* **DATA SHOWN**:
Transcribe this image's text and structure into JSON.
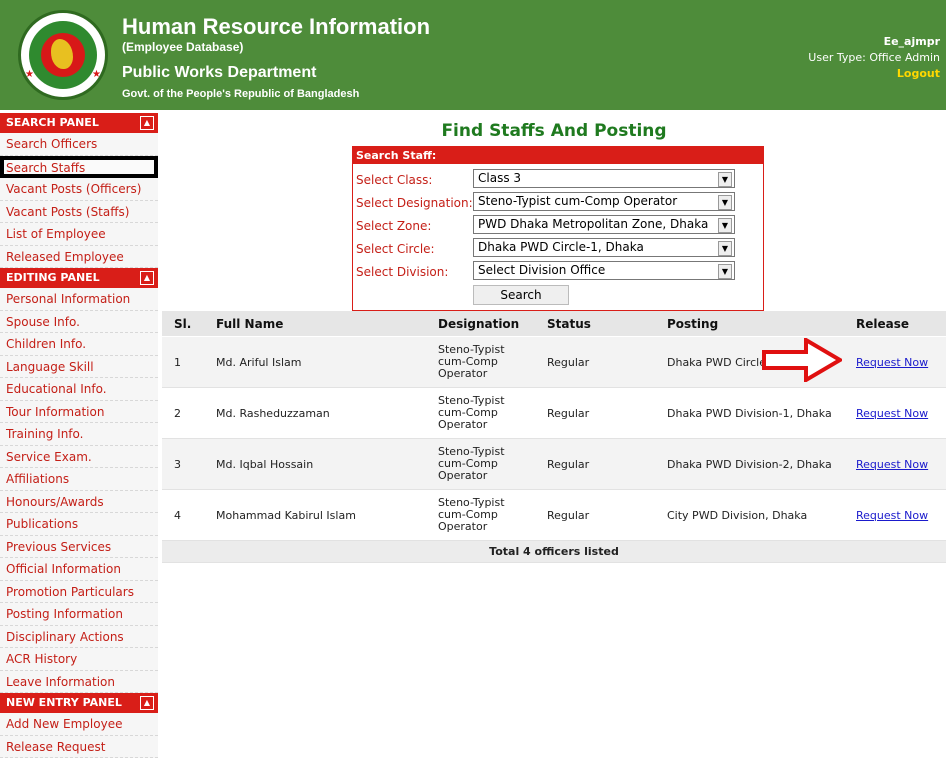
{
  "header": {
    "title": "Human Resource Information",
    "subtitle": "(Employee Database)",
    "department": "Public Works Department",
    "government": "Govt. of the People's Republic of Bangladesh",
    "username": "Ee_ajmpr",
    "user_type": "User Type: Office Admin",
    "logout": "Logout"
  },
  "sidebar": {
    "panels": [
      {
        "title": "SEARCH PANEL",
        "items": [
          "Search Officers",
          "Search Staffs",
          "Vacant Posts (Officers)",
          "Vacant Posts (Staffs)",
          "List of Employee",
          "Released Employee"
        ]
      },
      {
        "title": "EDITING PANEL",
        "items": [
          "Personal Information",
          "Spouse Info.",
          "Children Info.",
          "Language Skill",
          "Educational Info.",
          "Tour Information",
          "Training Info.",
          "Service Exam.",
          "Affiliations",
          "Honours/Awards",
          "Publications",
          "Previous Services",
          "Official Information",
          "Promotion Particulars",
          "Posting Information",
          "Disciplinary Actions",
          "ACR History",
          "Leave Information"
        ]
      },
      {
        "title": "NEW ENTRY PANEL",
        "items": [
          "Add New Employee",
          "Release Request"
        ]
      }
    ],
    "active_item": "Search Staffs"
  },
  "page": {
    "title": "Find Staffs And Posting"
  },
  "search": {
    "heading": "Search Staff:",
    "fields": [
      {
        "label": "Select Class:",
        "value": "Class 3"
      },
      {
        "label": "Select Designation:",
        "value": "Steno-Typist cum-Comp Operator"
      },
      {
        "label": "Select Zone:",
        "value": "PWD Dhaka Metropolitan Zone, Dhaka"
      },
      {
        "label": "Select Circle:",
        "value": "Dhaka PWD Circle-1, Dhaka"
      },
      {
        "label": "Select Division:",
        "value": "Select Division Office"
      }
    ],
    "button": "Search"
  },
  "table": {
    "columns": [
      "Sl.",
      "Full Name",
      "Designation",
      "Status",
      "Posting",
      "Release"
    ],
    "rows": [
      {
        "sl": "1",
        "name": "Md. Ariful Islam",
        "designation": [
          "Steno-Typist",
          "cum-Comp",
          "Operator"
        ],
        "status": "Regular",
        "posting": "Dhaka PWD Circle-1, Dhaka",
        "release": "Request Now"
      },
      {
        "sl": "2",
        "name": "Md. Rasheduzzaman",
        "designation": [
          "Steno-Typist",
          "cum-Comp",
          "Operator"
        ],
        "status": "Regular",
        "posting": "Dhaka PWD Division-1, Dhaka",
        "release": "Request Now"
      },
      {
        "sl": "3",
        "name": "Md. Iqbal Hossain",
        "designation": [
          "Steno-Typist",
          "cum-Comp",
          "Operator"
        ],
        "status": "Regular",
        "posting": "Dhaka PWD Division-2, Dhaka",
        "release": "Request Now"
      },
      {
        "sl": "4",
        "name": "Mohammad Kabirul Islam",
        "designation": [
          "Steno-Typist",
          "cum-Comp",
          "Operator"
        ],
        "status": "Regular",
        "posting": "City PWD Division, Dhaka",
        "release": "Request Now"
      }
    ],
    "total": "Total 4 officers listed"
  },
  "colors": {
    "header_bg": "#4e8c3a",
    "accent_red": "#d91e18",
    "title_green": "#1f7a1f",
    "link_blue": "#1a1acc"
  }
}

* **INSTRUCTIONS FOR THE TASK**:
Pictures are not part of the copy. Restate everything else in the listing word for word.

* **FINISHED TASK**:
Transcribe this image's text and structure into JSON.
{
  "header": {
    "title": "Human Resource Information",
    "subtitle": "(Employee Database)",
    "department": "Public Works Department",
    "government": "Govt. of the People's Republic of Bangladesh",
    "username": "Ee_ajmpr",
    "user_type": "User Type: Office Admin",
    "logout": "Logout"
  },
  "sidebar": {
    "panels": [
      {
        "title": "SEARCH PANEL",
        "items": [
          "Search Officers",
          "Search Staffs",
          "Vacant Posts (Officers)",
          "Vacant Posts (Staffs)",
          "List of Employee",
          "Released Employee"
        ]
      },
      {
        "title": "EDITING PANEL",
        "items": [
          "Personal Information",
          "Spouse Info.",
          "Children Info.",
          "Language Skill",
          "Educational Info.",
          "Tour Information",
          "Training Info.",
          "Service Exam.",
          "Affiliations",
          "Honours/Awards",
          "Publications",
          "Previous Services",
          "Official Information",
          "Promotion Particulars",
          "Posting Information",
          "Disciplinary Actions",
          "ACR History",
          "Leave Information"
        ]
      },
      {
        "title": "NEW ENTRY PANEL",
        "items": [
          "Add New Employee",
          "Release Request"
        ]
      }
    ],
    "active_item": "Search Staffs"
  },
  "page": {
    "title": "Find Staffs And Posting"
  },
  "search": {
    "heading": "Search Staff:",
    "fields": [
      {
        "label": "Select Class:",
        "value": "Class 3"
      },
      {
        "label": "Select Designation:",
        "value": "Steno-Typist cum-Comp Operator"
      },
      {
        "label": "Select Zone:",
        "value": "PWD Dhaka Metropolitan Zone, Dhaka"
      },
      {
        "label": "Select Circle:",
        "value": "Dhaka PWD Circle-1, Dhaka"
      },
      {
        "label": "Select Division:",
        "value": "Select Division Office"
      }
    ],
    "button": "Search"
  },
  "table": {
    "columns": [
      "Sl.",
      "Full Name",
      "Designation",
      "Status",
      "Posting",
      "Release"
    ],
    "rows": [
      {
        "sl": "1",
        "name": "Md. Ariful Islam",
        "designation": [
          "Steno-Typist",
          "cum-Comp",
          "Operator"
        ],
        "status": "Regular",
        "posting": "Dhaka PWD Circle-1, Dhaka",
        "release": "Request Now"
      },
      {
        "sl": "2",
        "name": "Md. Rasheduzzaman",
        "designation": [
          "Steno-Typist",
          "cum-Comp",
          "Operator"
        ],
        "status": "Regular",
        "posting": "Dhaka PWD Division-1, Dhaka",
        "release": "Request Now"
      },
      {
        "sl": "3",
        "name": "Md. Iqbal Hossain",
        "designation": [
          "Steno-Typist",
          "cum-Comp",
          "Operator"
        ],
        "status": "Regular",
        "posting": "Dhaka PWD Division-2, Dhaka",
        "release": "Request Now"
      },
      {
        "sl": "4",
        "name": "Mohammad Kabirul Islam",
        "designation": [
          "Steno-Typist",
          "cum-Comp",
          "Operator"
        ],
        "status": "Regular",
        "posting": "City PWD Division, Dhaka",
        "release": "Request Now"
      }
    ],
    "total": "Total 4 officers listed"
  },
  "colors": {
    "header_bg": "#4e8c3a",
    "accent_red": "#d91e18",
    "title_green": "#1f7a1f",
    "link_blue": "#1a1acc"
  }
}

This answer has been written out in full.